=== Records ===
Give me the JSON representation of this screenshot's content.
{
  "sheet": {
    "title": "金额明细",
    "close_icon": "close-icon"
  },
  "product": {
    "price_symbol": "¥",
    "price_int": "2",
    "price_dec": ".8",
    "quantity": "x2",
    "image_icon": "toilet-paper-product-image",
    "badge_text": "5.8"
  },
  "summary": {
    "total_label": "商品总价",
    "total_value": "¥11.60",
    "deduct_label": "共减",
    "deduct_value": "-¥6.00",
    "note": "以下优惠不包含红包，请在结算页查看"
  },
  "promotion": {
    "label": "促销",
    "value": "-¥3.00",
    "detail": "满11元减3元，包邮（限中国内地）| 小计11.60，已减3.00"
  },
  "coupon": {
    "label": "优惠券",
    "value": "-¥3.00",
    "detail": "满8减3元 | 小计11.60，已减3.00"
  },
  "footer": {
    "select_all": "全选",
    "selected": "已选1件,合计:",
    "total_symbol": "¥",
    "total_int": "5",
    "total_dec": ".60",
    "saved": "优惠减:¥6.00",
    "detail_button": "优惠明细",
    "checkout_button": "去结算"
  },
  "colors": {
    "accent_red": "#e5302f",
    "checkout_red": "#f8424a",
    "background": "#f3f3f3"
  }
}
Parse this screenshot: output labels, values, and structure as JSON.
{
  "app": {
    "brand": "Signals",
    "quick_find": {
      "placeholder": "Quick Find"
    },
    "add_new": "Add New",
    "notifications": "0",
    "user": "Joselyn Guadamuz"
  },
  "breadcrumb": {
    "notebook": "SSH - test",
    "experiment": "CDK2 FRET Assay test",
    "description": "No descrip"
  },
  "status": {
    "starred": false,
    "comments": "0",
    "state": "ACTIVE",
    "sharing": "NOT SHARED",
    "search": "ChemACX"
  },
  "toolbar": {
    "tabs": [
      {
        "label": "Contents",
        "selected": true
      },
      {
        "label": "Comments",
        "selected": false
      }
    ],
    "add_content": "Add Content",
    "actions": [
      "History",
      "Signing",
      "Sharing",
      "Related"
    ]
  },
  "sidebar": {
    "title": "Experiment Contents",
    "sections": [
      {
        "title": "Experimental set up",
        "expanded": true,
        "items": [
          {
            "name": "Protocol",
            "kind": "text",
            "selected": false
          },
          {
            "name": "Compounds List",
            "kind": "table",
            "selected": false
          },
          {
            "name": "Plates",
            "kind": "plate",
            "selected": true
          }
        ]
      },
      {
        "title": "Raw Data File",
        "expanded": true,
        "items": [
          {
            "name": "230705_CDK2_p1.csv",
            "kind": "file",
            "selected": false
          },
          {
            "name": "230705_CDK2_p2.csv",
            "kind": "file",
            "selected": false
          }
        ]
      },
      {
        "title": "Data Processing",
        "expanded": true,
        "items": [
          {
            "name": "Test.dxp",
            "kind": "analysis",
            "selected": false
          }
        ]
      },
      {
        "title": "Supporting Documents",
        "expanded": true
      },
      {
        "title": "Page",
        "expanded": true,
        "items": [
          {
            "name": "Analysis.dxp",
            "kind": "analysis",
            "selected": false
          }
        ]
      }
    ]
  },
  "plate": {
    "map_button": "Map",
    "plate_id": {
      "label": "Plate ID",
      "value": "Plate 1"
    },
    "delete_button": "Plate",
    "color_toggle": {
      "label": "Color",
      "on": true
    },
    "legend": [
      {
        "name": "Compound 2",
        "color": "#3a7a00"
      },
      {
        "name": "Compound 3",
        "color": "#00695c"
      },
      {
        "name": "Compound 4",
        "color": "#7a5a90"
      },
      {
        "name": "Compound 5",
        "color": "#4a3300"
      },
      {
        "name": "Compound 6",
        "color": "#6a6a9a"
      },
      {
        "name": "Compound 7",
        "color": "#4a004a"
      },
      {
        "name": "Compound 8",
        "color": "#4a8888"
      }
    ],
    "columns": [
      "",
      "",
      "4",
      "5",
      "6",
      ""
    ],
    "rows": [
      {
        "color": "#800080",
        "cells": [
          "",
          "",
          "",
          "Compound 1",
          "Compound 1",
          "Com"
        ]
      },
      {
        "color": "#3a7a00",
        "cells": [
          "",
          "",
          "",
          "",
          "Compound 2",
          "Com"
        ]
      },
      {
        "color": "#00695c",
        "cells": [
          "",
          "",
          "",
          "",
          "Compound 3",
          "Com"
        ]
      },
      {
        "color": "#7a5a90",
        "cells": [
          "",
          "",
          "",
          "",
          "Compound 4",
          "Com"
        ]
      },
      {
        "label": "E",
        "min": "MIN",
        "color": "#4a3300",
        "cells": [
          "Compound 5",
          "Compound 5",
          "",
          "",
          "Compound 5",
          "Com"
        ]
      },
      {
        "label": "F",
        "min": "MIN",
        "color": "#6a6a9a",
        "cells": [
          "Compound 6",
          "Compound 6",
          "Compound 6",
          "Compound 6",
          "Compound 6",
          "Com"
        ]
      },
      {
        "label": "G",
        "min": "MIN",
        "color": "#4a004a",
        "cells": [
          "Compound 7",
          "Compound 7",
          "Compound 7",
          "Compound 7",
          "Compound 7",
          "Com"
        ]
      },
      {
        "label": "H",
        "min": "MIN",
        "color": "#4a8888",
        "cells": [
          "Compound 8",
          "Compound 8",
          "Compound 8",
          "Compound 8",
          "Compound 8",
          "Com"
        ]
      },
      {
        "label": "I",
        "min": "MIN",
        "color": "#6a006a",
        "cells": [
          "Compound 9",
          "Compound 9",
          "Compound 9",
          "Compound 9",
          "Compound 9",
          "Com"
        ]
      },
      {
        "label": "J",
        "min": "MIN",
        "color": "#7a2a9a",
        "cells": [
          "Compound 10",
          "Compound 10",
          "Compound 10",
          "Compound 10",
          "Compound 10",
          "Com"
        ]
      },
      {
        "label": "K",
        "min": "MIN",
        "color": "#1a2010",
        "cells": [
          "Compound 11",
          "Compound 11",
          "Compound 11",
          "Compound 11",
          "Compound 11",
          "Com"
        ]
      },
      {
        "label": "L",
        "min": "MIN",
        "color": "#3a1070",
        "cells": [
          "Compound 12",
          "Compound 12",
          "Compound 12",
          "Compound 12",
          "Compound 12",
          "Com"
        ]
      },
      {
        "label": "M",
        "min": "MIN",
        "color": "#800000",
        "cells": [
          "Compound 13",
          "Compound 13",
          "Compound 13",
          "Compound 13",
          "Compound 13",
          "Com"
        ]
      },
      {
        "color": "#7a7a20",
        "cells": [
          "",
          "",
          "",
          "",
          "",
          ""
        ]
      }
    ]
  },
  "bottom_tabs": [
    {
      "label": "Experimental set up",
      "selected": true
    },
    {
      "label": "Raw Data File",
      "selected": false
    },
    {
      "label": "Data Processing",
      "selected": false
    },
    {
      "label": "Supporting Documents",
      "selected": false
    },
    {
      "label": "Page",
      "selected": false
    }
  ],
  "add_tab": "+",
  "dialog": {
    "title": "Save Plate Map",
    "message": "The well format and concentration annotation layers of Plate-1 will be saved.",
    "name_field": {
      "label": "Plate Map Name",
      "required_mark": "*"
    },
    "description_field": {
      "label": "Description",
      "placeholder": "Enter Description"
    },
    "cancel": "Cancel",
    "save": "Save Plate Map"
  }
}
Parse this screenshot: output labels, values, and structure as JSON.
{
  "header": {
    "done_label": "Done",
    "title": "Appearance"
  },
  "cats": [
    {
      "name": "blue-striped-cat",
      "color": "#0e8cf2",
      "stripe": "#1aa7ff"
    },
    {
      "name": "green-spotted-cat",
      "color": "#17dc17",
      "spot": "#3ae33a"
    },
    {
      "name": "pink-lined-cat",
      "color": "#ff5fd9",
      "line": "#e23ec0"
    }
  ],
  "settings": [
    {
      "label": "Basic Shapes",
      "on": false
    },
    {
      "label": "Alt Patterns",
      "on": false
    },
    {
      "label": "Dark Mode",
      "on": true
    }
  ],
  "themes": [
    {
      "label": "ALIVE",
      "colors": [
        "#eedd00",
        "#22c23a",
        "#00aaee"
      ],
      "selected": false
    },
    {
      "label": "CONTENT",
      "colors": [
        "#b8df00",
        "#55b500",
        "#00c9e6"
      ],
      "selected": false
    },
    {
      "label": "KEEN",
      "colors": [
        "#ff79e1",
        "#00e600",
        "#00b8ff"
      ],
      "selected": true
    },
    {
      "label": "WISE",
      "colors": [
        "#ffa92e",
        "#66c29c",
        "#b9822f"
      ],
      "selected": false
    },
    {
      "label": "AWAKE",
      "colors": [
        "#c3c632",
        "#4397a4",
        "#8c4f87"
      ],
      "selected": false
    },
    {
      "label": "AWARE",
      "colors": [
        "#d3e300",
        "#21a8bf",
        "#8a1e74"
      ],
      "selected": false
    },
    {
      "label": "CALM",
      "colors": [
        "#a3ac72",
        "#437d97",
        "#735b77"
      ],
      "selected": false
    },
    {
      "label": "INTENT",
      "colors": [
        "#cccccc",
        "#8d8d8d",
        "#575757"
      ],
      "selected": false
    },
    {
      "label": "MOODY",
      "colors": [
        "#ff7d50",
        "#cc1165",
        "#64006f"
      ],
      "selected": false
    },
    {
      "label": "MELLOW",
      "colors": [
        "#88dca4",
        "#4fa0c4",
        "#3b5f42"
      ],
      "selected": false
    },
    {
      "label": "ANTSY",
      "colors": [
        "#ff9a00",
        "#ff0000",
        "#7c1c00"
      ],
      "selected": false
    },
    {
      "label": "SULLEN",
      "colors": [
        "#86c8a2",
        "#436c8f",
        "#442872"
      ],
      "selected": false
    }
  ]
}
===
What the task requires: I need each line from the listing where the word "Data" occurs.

Written answer:
        "title": "Raw Data File",
        "title": "Data Processing",
      "label": "Raw Data File",
      "label": "Data Processing",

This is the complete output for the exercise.